[Data shown Boundary: Start]

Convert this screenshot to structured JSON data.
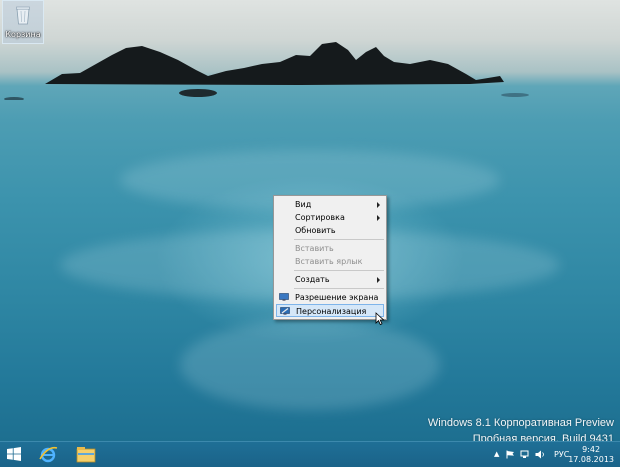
{
  "desktop": {
    "icons": [
      {
        "label": "Корзина",
        "icon": "recycle-bin-icon"
      }
    ]
  },
  "context_menu": {
    "items": [
      {
        "label": "Вид",
        "submenu": true,
        "enabled": true
      },
      {
        "label": "Сортировка",
        "submenu": true,
        "enabled": true
      },
      {
        "label": "Обновить",
        "submenu": false,
        "enabled": true
      },
      {
        "label": "Вставить",
        "submenu": false,
        "enabled": false
      },
      {
        "label": "Вставить ярлык",
        "submenu": false,
        "enabled": false
      },
      {
        "label": "Создать",
        "submenu": true,
        "enabled": true
      },
      {
        "label": "Разрешение экрана",
        "submenu": false,
        "enabled": true,
        "icon": "display-resolution-icon"
      },
      {
        "label": "Персонализация",
        "submenu": false,
        "enabled": true,
        "icon": "personalization-icon",
        "highlighted": true
      }
    ]
  },
  "watermark": {
    "line1": "Windows 8.1 Корпоративная Preview",
    "line2": "Пробная версия. Build 9431"
  },
  "taskbar": {
    "pinned": [
      "windows-start-icon",
      "internet-explorer-icon",
      "file-explorer-icon"
    ],
    "tray": {
      "language": "РУС",
      "time": "9:42",
      "date": "17.08.2013"
    }
  },
  "colors": {
    "taskbar": "#1a6389",
    "menu_background": "#f0f0f0",
    "menu_highlight": "#d5e7f8"
  }
}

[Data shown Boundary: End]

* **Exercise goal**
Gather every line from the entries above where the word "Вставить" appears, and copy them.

* **Result of the task**
        "label": "Вставить",
        "label": "Вставить ярлык",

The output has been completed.